-- EXERCISE MATERIALS follows --

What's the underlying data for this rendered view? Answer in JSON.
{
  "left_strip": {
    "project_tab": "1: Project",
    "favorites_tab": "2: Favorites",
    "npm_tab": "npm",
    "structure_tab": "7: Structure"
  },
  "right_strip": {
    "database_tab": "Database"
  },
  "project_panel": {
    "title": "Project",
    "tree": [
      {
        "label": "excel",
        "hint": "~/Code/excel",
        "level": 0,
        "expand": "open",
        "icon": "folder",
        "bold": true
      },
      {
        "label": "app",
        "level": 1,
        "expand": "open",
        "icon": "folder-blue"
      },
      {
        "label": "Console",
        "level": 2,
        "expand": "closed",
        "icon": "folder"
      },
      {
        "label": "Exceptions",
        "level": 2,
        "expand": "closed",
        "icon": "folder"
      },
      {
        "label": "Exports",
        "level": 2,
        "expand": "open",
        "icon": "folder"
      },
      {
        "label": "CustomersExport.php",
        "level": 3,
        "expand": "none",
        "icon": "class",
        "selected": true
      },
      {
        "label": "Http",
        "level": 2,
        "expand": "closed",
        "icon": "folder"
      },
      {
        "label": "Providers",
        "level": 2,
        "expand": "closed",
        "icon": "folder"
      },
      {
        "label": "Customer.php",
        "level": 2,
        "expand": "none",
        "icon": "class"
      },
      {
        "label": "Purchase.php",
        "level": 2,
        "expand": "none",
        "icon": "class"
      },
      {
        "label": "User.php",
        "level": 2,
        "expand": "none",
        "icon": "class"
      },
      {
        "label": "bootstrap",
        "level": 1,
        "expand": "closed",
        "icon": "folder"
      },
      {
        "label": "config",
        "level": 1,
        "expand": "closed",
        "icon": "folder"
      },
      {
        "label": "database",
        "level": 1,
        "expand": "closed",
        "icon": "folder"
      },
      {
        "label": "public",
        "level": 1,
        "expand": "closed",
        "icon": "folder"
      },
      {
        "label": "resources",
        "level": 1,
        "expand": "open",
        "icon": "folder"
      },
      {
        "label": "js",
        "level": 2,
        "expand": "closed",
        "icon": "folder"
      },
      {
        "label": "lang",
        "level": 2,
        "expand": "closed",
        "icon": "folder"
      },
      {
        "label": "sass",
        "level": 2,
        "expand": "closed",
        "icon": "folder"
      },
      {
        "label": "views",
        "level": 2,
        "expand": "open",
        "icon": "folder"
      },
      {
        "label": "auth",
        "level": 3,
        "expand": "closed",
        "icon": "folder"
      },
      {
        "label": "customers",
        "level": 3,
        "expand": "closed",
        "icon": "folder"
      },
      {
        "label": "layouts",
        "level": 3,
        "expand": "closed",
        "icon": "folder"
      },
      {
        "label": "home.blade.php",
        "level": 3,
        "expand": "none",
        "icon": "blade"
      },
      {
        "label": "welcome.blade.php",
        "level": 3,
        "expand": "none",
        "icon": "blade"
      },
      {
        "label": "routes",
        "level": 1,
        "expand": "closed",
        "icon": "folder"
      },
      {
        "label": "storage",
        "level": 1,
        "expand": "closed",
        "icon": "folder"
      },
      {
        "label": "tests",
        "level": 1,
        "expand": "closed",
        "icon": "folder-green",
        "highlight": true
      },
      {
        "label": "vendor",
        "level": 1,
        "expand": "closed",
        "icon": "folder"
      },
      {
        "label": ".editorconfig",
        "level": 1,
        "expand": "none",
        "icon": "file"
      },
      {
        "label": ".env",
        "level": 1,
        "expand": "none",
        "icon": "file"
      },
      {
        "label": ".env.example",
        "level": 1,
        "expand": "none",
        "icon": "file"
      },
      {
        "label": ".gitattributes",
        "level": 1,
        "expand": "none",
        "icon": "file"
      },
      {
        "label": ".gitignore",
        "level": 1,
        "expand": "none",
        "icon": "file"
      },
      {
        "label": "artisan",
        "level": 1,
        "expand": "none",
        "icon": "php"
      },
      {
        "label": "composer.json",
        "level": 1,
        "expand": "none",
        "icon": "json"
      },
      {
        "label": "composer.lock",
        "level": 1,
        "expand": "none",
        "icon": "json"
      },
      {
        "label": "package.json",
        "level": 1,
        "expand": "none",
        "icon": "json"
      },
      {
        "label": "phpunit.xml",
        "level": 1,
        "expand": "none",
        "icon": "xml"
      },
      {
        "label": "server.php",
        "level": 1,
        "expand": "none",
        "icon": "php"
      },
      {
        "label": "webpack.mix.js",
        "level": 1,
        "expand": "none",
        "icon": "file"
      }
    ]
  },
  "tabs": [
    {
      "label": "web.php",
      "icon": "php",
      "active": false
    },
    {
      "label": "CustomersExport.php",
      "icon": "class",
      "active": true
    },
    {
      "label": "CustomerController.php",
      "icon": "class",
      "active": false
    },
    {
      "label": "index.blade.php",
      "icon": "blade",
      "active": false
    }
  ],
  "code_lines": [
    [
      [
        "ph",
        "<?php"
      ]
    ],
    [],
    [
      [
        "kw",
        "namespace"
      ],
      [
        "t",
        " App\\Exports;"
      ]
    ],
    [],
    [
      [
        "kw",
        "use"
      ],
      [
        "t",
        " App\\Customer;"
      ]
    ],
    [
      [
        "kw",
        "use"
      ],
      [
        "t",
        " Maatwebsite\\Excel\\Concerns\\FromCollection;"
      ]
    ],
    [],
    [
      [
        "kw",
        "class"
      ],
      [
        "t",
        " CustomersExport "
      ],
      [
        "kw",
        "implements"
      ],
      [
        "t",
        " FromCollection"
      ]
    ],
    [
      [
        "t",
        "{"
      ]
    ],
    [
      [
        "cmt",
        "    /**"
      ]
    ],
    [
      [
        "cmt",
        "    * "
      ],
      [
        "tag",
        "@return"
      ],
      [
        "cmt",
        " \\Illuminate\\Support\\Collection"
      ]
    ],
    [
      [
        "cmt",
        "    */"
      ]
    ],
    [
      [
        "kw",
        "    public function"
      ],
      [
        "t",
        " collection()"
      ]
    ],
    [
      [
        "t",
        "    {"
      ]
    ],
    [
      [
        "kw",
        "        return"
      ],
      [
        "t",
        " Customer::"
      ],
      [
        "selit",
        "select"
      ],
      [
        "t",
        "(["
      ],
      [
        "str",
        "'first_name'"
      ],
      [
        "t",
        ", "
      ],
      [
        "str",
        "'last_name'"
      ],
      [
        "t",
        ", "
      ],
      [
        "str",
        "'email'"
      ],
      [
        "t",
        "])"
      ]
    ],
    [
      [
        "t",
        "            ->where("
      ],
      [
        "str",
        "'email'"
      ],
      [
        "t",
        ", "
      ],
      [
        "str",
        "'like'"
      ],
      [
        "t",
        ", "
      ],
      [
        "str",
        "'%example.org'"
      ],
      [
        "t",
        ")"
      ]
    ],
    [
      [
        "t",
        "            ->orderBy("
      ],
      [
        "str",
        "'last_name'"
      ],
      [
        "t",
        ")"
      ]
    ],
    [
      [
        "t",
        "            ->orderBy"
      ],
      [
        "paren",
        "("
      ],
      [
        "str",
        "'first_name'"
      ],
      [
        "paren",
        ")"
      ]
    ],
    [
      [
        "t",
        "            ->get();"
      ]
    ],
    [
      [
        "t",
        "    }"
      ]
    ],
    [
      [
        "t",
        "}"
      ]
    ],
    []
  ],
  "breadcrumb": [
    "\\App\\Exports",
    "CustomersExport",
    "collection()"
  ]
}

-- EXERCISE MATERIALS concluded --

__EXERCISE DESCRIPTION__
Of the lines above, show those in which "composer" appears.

__SOLUTION FOR THIS EXERCISE__
        "label": "composer.json",
        "label": "composer.lock",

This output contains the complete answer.